There’s something special about dogs. Perhaps it’s their unwavering loyalty and devotion or their unique ability to read our emotions and body language. Maybe it’s the way they inspire joy in our lives every single day. Whatever the case, the bond between human and canine is awe-inspiring.
When most of us look at our dogs, we only see their inner light, and this is never more apparent than with deaf dogs. Unfortunately, deaf dog myths abound in our culture, but in reality, dogs of any ability level can lead happy, productive lives. At Lone Tree Veterinary Medical Center, we’ve set out to dispel the top 5 deaf dog myths and to show our readers what these often misunderstood pets can do. Continue…
When it comes to pet pain management, veterinary medicine has made tremendous strides in the past century. It’s now common knowledge that pets feel pain in much the same way as humans and that chronic pain can impair the healing process by interfering with immune function, decreasing appetite, and increasing anxiety.
At Lone Tree Veterinary Medical Center, improving the quality and longevity of our patients’ lives is one of our top priorities. Let’s take a moment to focus on a pet’s pain and the various ways we can help manage it.
Assessing Pet Pain
Identifying a pet’s pain is the first step towards treatment. Most animals will hide signs of pain and discomfort because this would convey weakness and vulnerability. Consequently, knowing when a pet is hurting is not always easy.
Interestingly, there are different types of pain and different types of causes. Since pain is a sensory response to a painful stimulus, there are often situations where the source of a pet’s pain is not obvious, as it would be if the pet had a visible wound or injury. Continue…
Wouldn’t it be wonderful if your puppy or dog arrived at your doorstep with perfect manners? Unfortunately, we all know this is hardly the reality. All dogs, regardless of age, require at least some training in order to learn how to navigate life with humans. At Lone Tree Veterinary Medical Center, we understand the importance of humane obedience training. That’s why we employ a full-time certified dog trainer and offer a wide variety of training options in our Canine Academy program.
A well-behaved, properly socialized dog is a joy to be around and makes for a much safer environment. Untrained dogs pose a risk to other people, animals, and themselves, making obedience training as much about safety as it is about good behavior.

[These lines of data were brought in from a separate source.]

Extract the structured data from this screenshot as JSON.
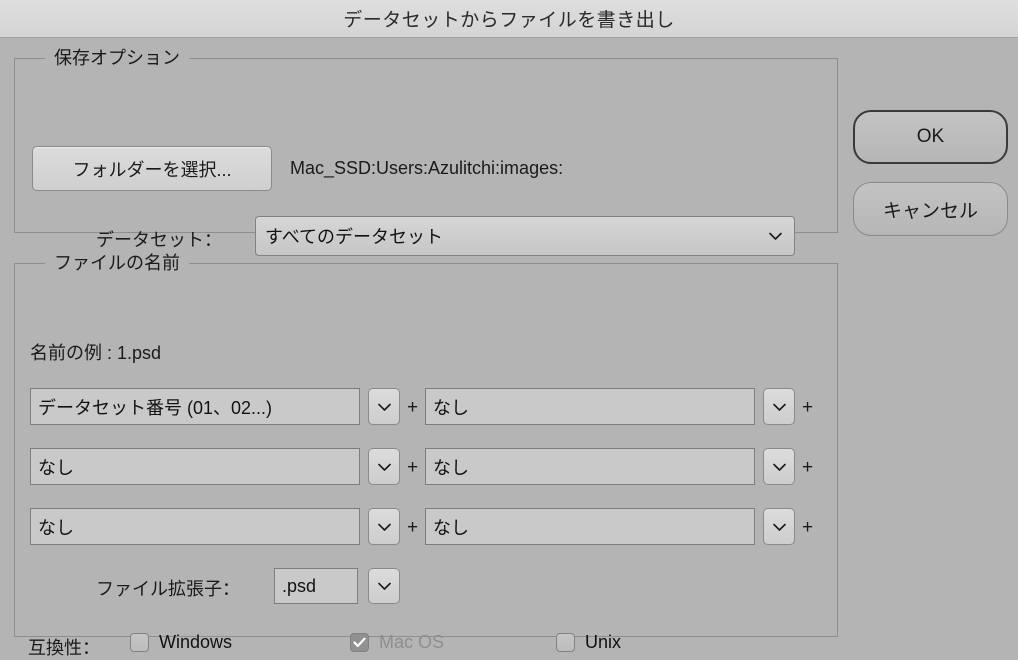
{
  "window": {
    "title": "データセットからファイルを書き出し"
  },
  "actions": {
    "ok_label": "OK",
    "cancel_label": "キャンセル"
  },
  "save_options": {
    "legend": "保存オプション",
    "choose_folder_label": "フォルダーを選択...",
    "folder_path": "Mac_SSD:Users:Azulitchi:images:",
    "dataset_label": "データセット：",
    "dataset_value": "すべてのデータセット"
  },
  "file_naming": {
    "legend": "ファイルの名前",
    "sample_label": "名前の例 : 1.psd",
    "plus_label": "+",
    "rows": [
      {
        "left_value": "データセット番号 (01、02...)",
        "right_value": "なし"
      },
      {
        "left_value": "なし",
        "right_value": "なし"
      },
      {
        "left_value": "なし",
        "right_value": "なし"
      }
    ],
    "extension_label": "ファイル拡張子：",
    "extension_value": ".psd",
    "compatibility_label": "互換性：",
    "compatibility": [
      {
        "label": "Windows",
        "checked": false,
        "disabled": false
      },
      {
        "label": "Mac OS",
        "checked": true,
        "disabled": true
      },
      {
        "label": "Unix",
        "checked": false,
        "disabled": false
      }
    ]
  },
  "icons": {
    "chevron_down": "chevron-down-icon",
    "check": "check-icon"
  },
  "colors": {
    "titlebar": "#d9d9d9",
    "dialog_background": "#b4b4b4",
    "field_background": "#c9c9c9",
    "border": "#8e8e8e",
    "text": "#1a1a1a",
    "disabled_text": "#8e8e8e"
  }
}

Properly trained dogs are also easier to bring along on hikes, camping trips, and other outings. Being able to include the family dog in your adventures is fun for everyone, and these shared experiences add up to a wonderful life together. Continue…

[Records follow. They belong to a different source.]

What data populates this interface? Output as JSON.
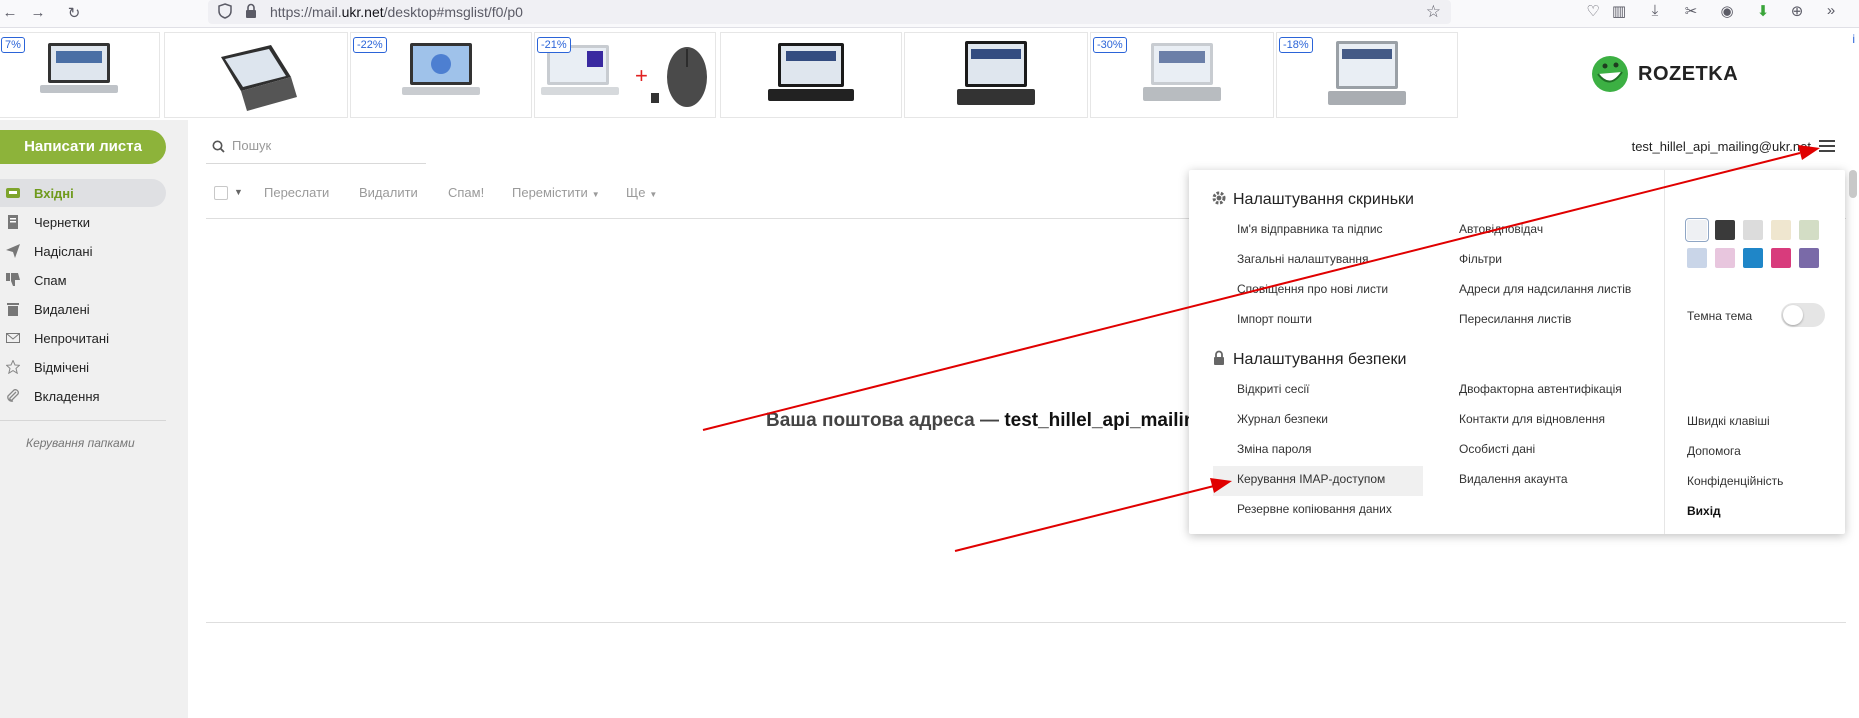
{
  "browser": {
    "url_prefix": "https://mail.",
    "url_domain": "ukr.net",
    "url_suffix": "/desktop#msglist/f0/p0",
    "icons": [
      "back-icon",
      "forward-icon",
      "reload-icon",
      "shield-icon",
      "lock-icon",
      "star-icon",
      "pocket-icon",
      "reader-icon",
      "download-icon",
      "screenshot-icon",
      "account-icon",
      "extension-icon",
      "globe-icon",
      "more-icon"
    ]
  },
  "ads": {
    "badges": [
      "7%",
      "-22%",
      "-21%",
      "-30%",
      "-18%"
    ],
    "brand": "ROZETKA",
    "info": "i"
  },
  "sidebar": {
    "compose": "Написати листа",
    "folders": [
      {
        "label": "Вхідні",
        "icon": "inbox-icon"
      },
      {
        "label": "Чернетки",
        "icon": "drafts-icon"
      },
      {
        "label": "Надіслані",
        "icon": "sent-icon"
      },
      {
        "label": "Спам",
        "icon": "spam-icon"
      },
      {
        "label": "Видалені",
        "icon": "trash-icon"
      },
      {
        "label": "Непрочитані",
        "icon": "unread-icon"
      },
      {
        "label": "Відмічені",
        "icon": "star-icon"
      },
      {
        "label": "Вкладення",
        "icon": "attachment-icon"
      }
    ],
    "manage_folders": "Керування папками"
  },
  "search": {
    "placeholder": "Пошук"
  },
  "user": {
    "email": "test_hillel_api_mailing@ukr.net"
  },
  "toolbar": {
    "forward": "Переслати",
    "delete": "Видалити",
    "spam": "Спам!",
    "move": "Перемістити",
    "more": "Ще"
  },
  "main": {
    "address_prefix": "Ваша поштова адреса — ",
    "address_email": "test_hillel_api_mailin"
  },
  "menu": {
    "mailbox_settings": {
      "title": "Налаштування скриньки",
      "col1": [
        "Ім'я відправника та підпис",
        "Загальні налаштування",
        "Сповіщення про нові листи",
        "Імпорт пошти"
      ],
      "col2": [
        "Автовідповідач",
        "Фільтри",
        "Адреси для надсилання листів",
        "Пересилання листів"
      ]
    },
    "security_settings": {
      "title": "Налаштування безпеки",
      "col1": [
        "Відкриті сесії",
        "Журнал безпеки",
        "Зміна пароля",
        "Керування IMAP-доступом",
        "Резервне копіювання даних"
      ],
      "col2": [
        "Двофакторна автентифікація",
        "Контакти для відновлення",
        "Особисті дані",
        "Видалення акаунта"
      ]
    },
    "themes": {
      "colors": [
        "#eef0f3",
        "#3a3a3a",
        "#dcdcdc",
        "#efe6cf",
        "#d3ddc5",
        "#c9d5e8",
        "#e8c6de",
        "#1f86c8",
        "#d83b7c",
        "#7a6aa8"
      ],
      "dark_theme_label": "Темна тема",
      "dark_theme_on": false
    },
    "right_links": [
      "Швидкі клавіші",
      "Допомога",
      "Конфіденційність"
    ],
    "logout": "Вихід"
  },
  "colors": {
    "accent_green": "#8db33a",
    "active_folder_text": "#6f9a1c",
    "annotation_red": "#e00000"
  }
}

Most of us know that our pets need to be vaccinated, and when we follow through with their regular wellness exams, this is usually done during the exam within the appropriate time frame. Knowing which vaccines your pet needs, however, as well as why and when, isn’t always something that’s widely understood by pet owners.
Since August is National Immunization Awareness Month, we at Lone Tree Veterinary Medical Center can’t think of a better time to discuss this important component of pet care.
Core and More
Pet vaccinations are designed to protect your pet against infectious diseases that could be fatal or greatly reduce your pet’s quality of life. Some are mandatory and some not. To add to the confusion, they’re not all given on the same schedule or at the same time.
Vaccines are categorized into two major groups as follows: Continue…